(Records excerpted from a collection)
[Start of section]

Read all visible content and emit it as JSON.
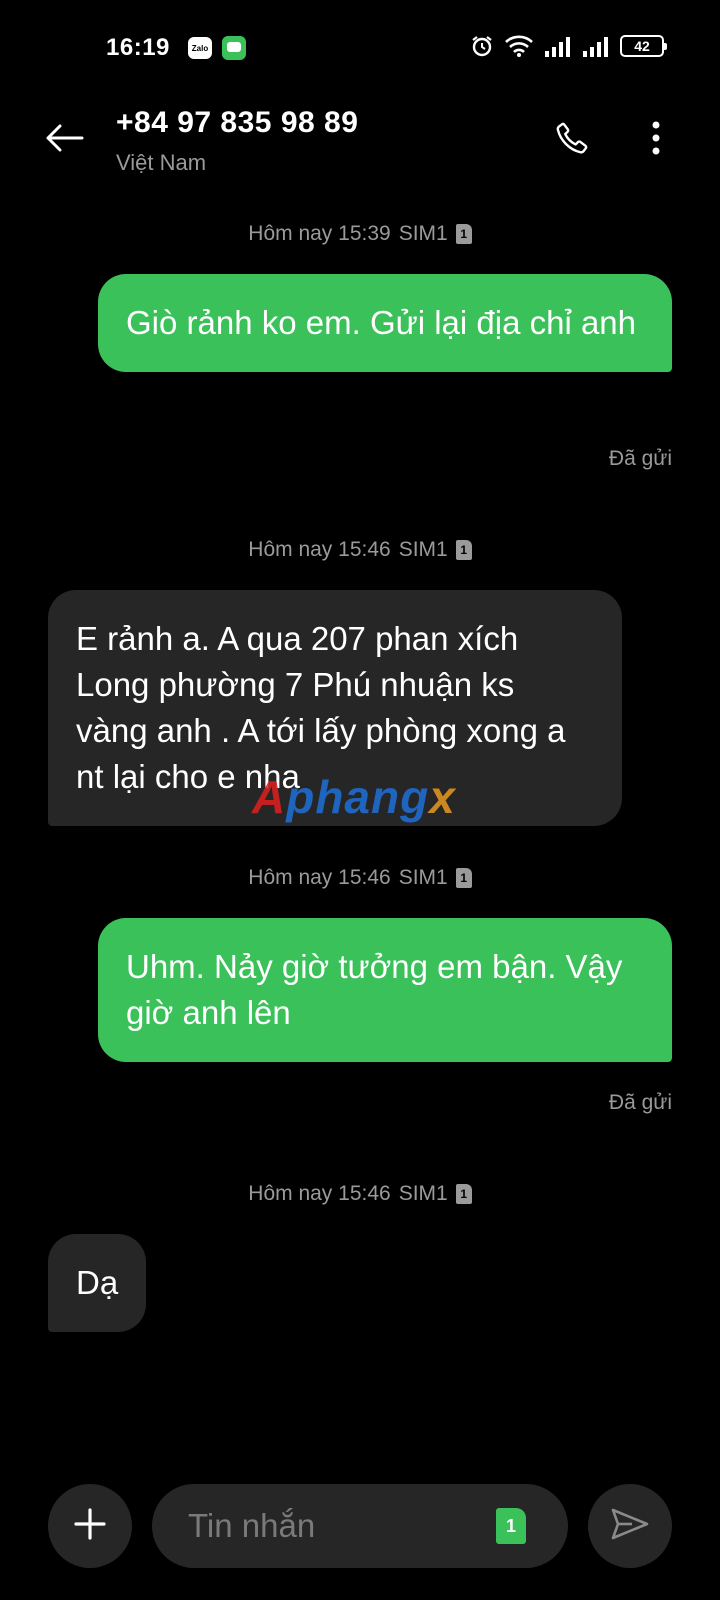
{
  "status_bar": {
    "time": "16:19",
    "zalo_label": "Zalo",
    "battery": "42",
    "icons": [
      "zalo-icon",
      "messages-icon",
      "alarm-icon",
      "wifi-icon",
      "signal-icon",
      "signal-icon",
      "battery-icon"
    ]
  },
  "header": {
    "contact_number": "+84 97 835 98 89",
    "contact_country": "Việt Nam",
    "icons": [
      "back-arrow-icon",
      "phone-icon",
      "more-vert-icon"
    ]
  },
  "messages": [
    {
      "timestamp": "Hôm nay 15:39",
      "sim": "SIM1",
      "sim_index": "1",
      "direction": "sent",
      "text": "Giò rảnh ko em. Gửi lại địa chỉ anh",
      "status": "Đã gửi"
    },
    {
      "timestamp": "Hôm nay 15:46",
      "sim": "SIM1",
      "sim_index": "1",
      "direction": "received",
      "text": "E rảnh a. A qua 207 phan xích Long phường 7 Phú nhuận ks vàng anh . A tới lấy phòng xong a nt lại cho e nha"
    },
    {
      "timestamp": "Hôm nay 15:46",
      "sim": "SIM1",
      "sim_index": "1",
      "direction": "sent",
      "text": "Uhm. Nảy giờ tưởng em bận. Vậy giờ anh lên",
      "status": "Đã gửi"
    },
    {
      "timestamp": "Hôm nay 15:46",
      "sim": "SIM1",
      "sim_index": "1",
      "direction": "received",
      "text": "Dạ"
    }
  ],
  "watermark": {
    "a": "A",
    "phang": "phang",
    "x": "x"
  },
  "composer": {
    "placeholder": "Tin nhắn",
    "value": "",
    "sim_badge": "1",
    "icons": [
      "plus-icon",
      "send-icon"
    ]
  },
  "colors": {
    "background": "#000000",
    "sent_bubble": "#3bc15a",
    "received_bubble": "#262626",
    "muted_text": "#9a9a9a"
  }
}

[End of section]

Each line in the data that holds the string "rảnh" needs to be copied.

**OUTPUT BELOW**
      "text": "Giò rảnh ko em. Gửi lại địa chỉ anh",
      "text": "E rảnh a. A qua 207 phan xích Long phường 7 Phú nhuận ks vàng anh . A tới lấy phòng xong a nt lại cho e nha"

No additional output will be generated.